- _What you are asked to do_: Repeat the records. Keep every word and mark exactly as it is.

- _Stored data_:
========================================

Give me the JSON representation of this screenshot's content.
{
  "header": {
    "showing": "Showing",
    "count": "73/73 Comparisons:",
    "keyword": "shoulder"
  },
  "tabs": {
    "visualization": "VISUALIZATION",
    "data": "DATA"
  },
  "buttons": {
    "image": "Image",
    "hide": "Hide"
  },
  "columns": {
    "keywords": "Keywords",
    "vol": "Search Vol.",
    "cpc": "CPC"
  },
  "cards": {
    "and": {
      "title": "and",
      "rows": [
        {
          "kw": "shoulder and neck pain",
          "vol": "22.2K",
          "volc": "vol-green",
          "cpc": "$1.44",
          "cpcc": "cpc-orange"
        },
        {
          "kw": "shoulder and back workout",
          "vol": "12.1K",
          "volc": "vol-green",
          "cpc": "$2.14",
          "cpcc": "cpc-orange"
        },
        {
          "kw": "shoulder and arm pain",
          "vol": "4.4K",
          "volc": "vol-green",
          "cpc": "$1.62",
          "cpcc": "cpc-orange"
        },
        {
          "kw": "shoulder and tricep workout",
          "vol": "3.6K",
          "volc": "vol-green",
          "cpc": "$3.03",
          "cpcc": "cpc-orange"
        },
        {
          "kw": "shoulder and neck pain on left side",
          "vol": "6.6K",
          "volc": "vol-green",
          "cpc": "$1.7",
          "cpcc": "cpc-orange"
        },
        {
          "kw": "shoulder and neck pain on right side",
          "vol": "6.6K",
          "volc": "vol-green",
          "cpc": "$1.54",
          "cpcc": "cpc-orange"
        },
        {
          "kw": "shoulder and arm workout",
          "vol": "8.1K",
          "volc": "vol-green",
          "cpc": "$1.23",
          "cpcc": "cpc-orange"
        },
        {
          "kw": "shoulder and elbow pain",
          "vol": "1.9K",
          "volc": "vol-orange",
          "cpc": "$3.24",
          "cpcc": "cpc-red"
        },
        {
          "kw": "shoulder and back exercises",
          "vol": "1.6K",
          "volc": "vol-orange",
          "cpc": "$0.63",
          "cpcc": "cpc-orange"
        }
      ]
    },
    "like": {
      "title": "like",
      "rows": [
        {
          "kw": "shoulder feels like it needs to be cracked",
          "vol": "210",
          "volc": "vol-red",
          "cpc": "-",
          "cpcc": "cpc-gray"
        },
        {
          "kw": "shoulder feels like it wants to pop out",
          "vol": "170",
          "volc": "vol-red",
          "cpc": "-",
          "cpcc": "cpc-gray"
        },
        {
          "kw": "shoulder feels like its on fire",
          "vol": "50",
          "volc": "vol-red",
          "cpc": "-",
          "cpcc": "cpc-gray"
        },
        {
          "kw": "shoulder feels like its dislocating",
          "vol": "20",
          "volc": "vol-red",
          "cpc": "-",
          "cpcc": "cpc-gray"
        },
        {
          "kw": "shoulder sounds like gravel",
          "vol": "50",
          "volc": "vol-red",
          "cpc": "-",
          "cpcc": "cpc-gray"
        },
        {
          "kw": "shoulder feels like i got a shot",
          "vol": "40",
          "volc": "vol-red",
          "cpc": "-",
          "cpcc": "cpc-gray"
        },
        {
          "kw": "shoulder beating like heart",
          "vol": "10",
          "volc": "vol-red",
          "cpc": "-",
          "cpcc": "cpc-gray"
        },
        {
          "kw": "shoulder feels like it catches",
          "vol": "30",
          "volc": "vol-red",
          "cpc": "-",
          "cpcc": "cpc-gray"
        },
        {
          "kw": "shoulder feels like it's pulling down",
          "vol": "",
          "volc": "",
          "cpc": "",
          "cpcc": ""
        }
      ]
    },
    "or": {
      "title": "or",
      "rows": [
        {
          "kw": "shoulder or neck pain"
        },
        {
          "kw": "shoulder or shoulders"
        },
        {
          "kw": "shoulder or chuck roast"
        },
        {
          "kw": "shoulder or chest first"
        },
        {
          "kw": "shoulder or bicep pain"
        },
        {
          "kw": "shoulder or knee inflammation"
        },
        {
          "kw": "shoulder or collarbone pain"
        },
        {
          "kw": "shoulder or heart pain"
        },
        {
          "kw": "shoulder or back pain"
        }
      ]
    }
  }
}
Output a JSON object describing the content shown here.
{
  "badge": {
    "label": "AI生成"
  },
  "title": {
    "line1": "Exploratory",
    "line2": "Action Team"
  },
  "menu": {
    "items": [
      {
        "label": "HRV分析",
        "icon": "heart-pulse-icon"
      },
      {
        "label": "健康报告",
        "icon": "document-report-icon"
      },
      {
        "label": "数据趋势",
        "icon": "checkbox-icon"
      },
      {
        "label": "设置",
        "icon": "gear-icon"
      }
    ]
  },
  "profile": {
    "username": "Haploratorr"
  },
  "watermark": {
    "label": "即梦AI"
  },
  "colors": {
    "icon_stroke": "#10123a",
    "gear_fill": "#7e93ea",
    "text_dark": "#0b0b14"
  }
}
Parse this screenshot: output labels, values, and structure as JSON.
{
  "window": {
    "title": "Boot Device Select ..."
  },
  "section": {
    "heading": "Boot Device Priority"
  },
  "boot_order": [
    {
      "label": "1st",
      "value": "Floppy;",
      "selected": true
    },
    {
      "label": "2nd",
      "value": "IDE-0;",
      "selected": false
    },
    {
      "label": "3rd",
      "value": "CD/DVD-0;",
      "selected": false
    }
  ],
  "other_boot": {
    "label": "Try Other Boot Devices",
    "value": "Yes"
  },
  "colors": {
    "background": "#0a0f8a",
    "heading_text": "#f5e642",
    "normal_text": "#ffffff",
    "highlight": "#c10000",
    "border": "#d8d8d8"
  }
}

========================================

- _The completed task_:
Give me the JSON representation of this screenshot's content.
{
  "header": {
    "showing": "Showing",
    "count": "73/73 Comparisons:",
    "keyword": "shoulder"
  },
  "tabs": {
    "visualization": "VISUALIZATION",
    "data": "DATA"
  },
  "buttons": {
    "image": "Image",
    "hide": "Hide"
  },
  "columns": {
    "keywords": "Keywords",
    "vol": "Search Vol.",
    "cpc": "CPC"
  },
  "cards": {
    "and": {
      "title": "and",
      "rows": [
        {
          "kw": "shoulder and neck pain",
          "vol": "22.2K",
          "volc": "vol-green",
          "cpc": "$1.44",
          "cpcc": "cpc-orange"
        },
        {
          "kw": "shoulder and back workout",
          "vol": "12.1K",
          "volc": "vol-green",
          "cpc": "$2.14",
          "cpcc": "cpc-orange"
        },
        {
          "kw": "shoulder and arm pain",
          "vol": "4.4K",
          "volc": "vol-green",
          "cpc": "$1.62",
          "cpcc": "cpc-orange"
        },
        {
          "kw": "shoulder and tricep workout",
          "vol": "3.6K",
          "volc": "vol-green",
          "cpc": "$3.03",
          "cpcc": "cpc-orange"
        },
        {
          "kw": "shoulder and neck pain on left side",
          "vol": "6.6K",
          "volc": "vol-green",
          "cpc": "$1.7",
          "cpcc": "cpc-orange"
        },
        {
          "kw": "shoulder and neck pain on right side",
          "vol": "6.6K",
          "volc": "vol-green",
          "cpc": "$1.54",
          "cpcc": "cpc-orange"
        },
        {
          "kw": "shoulder and arm workout",
          "vol": "8.1K",
          "volc": "vol-green",
          "cpc": "$1.23",
          "cpcc": "cpc-orange"
        },
        {
          "kw": "shoulder and elbow pain",
          "vol": "1.9K",
          "volc": "vol-orange",
          "cpc": "$3.24",
          "cpcc": "cpc-red"
        },
        {
          "kw": "shoulder and back exercises",
          "vol": "1.6K",
          "volc": "vol-orange",
          "cpc": "$0.63",
          "cpcc": "cpc-orange"
        }
      ]
    },
    "like": {
      "title": "like",
      "rows": [
        {
          "kw": "shoulder feels like it needs to be cracked",
          "vol": "210",
          "volc": "vol-red",
          "cpc": "-",
          "cpcc": "cpc-gray"
        },
        {
          "kw": "shoulder feels like it wants to pop out",
          "vol": "170",
          "volc": "vol-red",
          "cpc": "-",
          "cpcc": "cpc-gray"
        },
        {
          "kw": "shoulder feels like its on fire",
          "vol": "50",
          "volc": "vol-red",
          "cpc": "-",
          "cpcc": "cpc-gray"
        },
        {
          "kw": "shoulder feels like its dislocating",
          "vol": "20",
          "volc": "vol-red",
          "cpc": "-",
          "cpcc": "cpc-gray"
        },
        {
          "kw": "shoulder sounds like gravel",
          "vol": "50",
          "volc": "vol-red",
          "cpc": "-",
          "cpcc": "cpc-gray"
        },
        {
          "kw": "shoulder feels like i got a shot",
          "vol": "40",
          "volc": "vol-red",
          "cpc": "-",
          "cpcc": "cpc-gray"
        },
        {
          "kw": "shoulder beating like heart",
          "vol": "10",
          "volc": "vol-red",
          "cpc": "-",
          "cpcc": "cpc-gray"
        },
        {
          "kw": "shoulder feels like it catches",
          "vol": "30",
          "volc": "vol-red",
          "cpc": "-",
          "cpcc": "cpc-gray"
        },
        {
          "kw": "shoulder feels like it's pulling down",
          "vol": "",
          "volc": "",
          "cpc": "",
          "cpcc": ""
        }
      ]
    },
    "or": {
      "title": "or",
      "rows": [
        {
          "kw": "shoulder or neck pain"
        },
        {
          "kw": "shoulder or shoulders"
        },
        {
          "kw": "shoulder or chuck roast"
        },
        {
          "kw": "shoulder or chest first"
        },
        {
          "kw": "shoulder or bicep pain"
        },
        {
          "kw": "shoulder or knee inflammation"
        },
        {
          "kw": "shoulder or collarbone pain"
        },
        {
          "kw": "shoulder or heart pain"
        },
        {
          "kw": "shoulder or back pain"
        }
      ]
    }
  }
}
Output a JSON object describing the content shown here.
{
  "badge": {
    "label": "AI生成"
  },
  "title": {
    "line1": "Exploratory",
    "line2": "Action Team"
  },
  "menu": {
    "items": [
      {
        "label": "HRV分析",
        "icon": "heart-pulse-icon"
      },
      {
        "label": "健康报告",
        "icon": "document-report-icon"
      },
      {
        "label": "数据趋势",
        "icon": "checkbox-icon"
      },
      {
        "label": "设置",
        "icon": "gear-icon"
      }
    ]
  },
  "profile": {
    "username": "Haploratorr"
  },
  "watermark": {
    "label": "即梦AI"
  },
  "colors": {
    "icon_stroke": "#10123a",
    "gear_fill": "#7e93ea",
    "text_dark": "#0b0b14"
  }
}
Parse this screenshot: output labels, values, and structure as JSON.
{
  "window": {
    "title": "Boot Device Select ..."
  },
  "section": {
    "heading": "Boot Device Priority"
  },
  "boot_order": [
    {
      "label": "1st",
      "value": "Floppy;",
      "selected": true
    },
    {
      "label": "2nd",
      "value": "IDE-0;",
      "selected": false
    },
    {
      "label": "3rd",
      "value": "CD/DVD-0;",
      "selected": false
    }
  ],
  "other_boot": {
    "label": "Try Other Boot Devices",
    "value": "Yes"
  },
  "colors": {
    "background": "#0a0f8a",
    "heading_text": "#f5e642",
    "normal_text": "#ffffff",
    "highlight": "#c10000",
    "border": "#d8d8d8"
  }
}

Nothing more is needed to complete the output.